With this in mind, in early 2000 the board of trustees of Ursinus College adopted a proposal designed to increase applications that at first might seem counterintuitive: The board raised tuition nearly 20 percent. The policy flew in the face of conventional economic theory, by which a drop in price is the surest way to increased demand. Unconventional or not, it worked: Applications soared. The strategy has been employed with equal success by a number of other colleges, including Bryn Mawr, Notre Dame, and Rice.
Although it is not what standard economic theory would recommend, it’s easy to see why raising tuition would increase the number of applicants. Parents want to send their kids to high-quality, prestigious schools. But academic quality and prestige are hard to assess, and so they use price as an indicator of quality. If it costs a lot, they tell themselves, it must be good.
It is natural — reflexive even — to see the causes of human action in the character and disposition of those doing the acting. But as George Eliot noted at the end of Middlemarch, “There is no creature whose inward being is so strong that it is not greatly determined by what lies outside it.”
In one telling study, research participant heard sentences with the first part of a key word omitted (which we indicate by “*”), and with different endings of the sentence presented to different participants. Thus, some participants heard “The *eel was on the axle,” and others heard “The *eel was on the orange”. In both cases, the participants reported hearing a coherent sentence – “The wheel was on the axle” in the first case and “The peel was on the orange” in the second – without ever consciously registering the gap. Nor did it register that they themselves had provided the “wh” or “p” they “heard” in order to make sense of the sentence.
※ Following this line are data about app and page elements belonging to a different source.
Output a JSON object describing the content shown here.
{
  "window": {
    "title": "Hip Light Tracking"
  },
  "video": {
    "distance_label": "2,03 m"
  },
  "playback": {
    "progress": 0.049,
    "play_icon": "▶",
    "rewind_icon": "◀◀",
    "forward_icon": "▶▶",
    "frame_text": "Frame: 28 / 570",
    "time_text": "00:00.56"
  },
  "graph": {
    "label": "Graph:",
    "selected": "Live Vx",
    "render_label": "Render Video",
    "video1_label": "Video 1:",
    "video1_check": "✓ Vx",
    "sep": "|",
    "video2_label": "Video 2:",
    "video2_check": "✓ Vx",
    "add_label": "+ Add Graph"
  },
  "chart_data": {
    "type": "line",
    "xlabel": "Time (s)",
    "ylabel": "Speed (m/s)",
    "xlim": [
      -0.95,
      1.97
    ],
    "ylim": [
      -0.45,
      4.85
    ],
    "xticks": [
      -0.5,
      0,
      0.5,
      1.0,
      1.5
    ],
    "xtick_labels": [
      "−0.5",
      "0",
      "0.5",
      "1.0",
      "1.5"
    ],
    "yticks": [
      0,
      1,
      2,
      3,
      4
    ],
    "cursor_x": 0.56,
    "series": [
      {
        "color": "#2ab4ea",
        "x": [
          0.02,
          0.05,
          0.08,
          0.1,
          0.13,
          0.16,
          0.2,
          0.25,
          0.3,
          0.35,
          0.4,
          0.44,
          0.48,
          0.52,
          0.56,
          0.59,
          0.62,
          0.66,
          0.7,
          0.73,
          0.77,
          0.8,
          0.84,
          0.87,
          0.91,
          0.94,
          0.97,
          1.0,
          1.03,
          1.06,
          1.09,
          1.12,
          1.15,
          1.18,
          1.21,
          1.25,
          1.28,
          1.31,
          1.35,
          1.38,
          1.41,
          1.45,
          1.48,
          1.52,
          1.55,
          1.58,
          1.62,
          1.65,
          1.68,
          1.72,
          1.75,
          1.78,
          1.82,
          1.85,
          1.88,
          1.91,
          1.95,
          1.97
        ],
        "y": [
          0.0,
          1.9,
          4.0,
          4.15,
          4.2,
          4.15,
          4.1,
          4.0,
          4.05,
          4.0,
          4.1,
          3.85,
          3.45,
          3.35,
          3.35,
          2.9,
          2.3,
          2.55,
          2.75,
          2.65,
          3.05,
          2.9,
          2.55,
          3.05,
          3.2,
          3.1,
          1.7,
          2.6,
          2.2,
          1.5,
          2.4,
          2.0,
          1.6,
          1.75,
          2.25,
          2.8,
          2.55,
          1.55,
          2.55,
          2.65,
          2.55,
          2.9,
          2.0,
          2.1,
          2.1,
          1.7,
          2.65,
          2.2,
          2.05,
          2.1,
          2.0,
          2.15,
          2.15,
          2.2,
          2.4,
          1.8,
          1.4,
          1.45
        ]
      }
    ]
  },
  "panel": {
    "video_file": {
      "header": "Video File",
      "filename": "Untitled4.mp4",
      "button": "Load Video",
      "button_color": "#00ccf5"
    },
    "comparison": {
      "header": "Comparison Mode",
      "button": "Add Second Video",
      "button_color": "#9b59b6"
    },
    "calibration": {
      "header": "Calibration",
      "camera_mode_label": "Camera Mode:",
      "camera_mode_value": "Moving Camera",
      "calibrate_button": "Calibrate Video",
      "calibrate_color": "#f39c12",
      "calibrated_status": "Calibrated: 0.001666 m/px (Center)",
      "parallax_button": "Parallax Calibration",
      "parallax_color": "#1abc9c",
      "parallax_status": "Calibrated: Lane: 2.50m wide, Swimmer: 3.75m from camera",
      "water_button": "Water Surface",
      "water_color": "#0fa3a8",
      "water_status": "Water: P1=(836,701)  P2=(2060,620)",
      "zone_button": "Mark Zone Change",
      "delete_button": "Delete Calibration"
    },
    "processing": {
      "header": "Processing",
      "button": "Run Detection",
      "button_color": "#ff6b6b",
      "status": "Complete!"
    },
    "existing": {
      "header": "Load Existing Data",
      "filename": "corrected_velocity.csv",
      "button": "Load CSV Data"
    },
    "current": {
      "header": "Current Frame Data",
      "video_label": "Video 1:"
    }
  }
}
As Harvard social psychologist Joshua Greene put it, “The best way to get people to do something is to tell them their neighbours are already doing it.”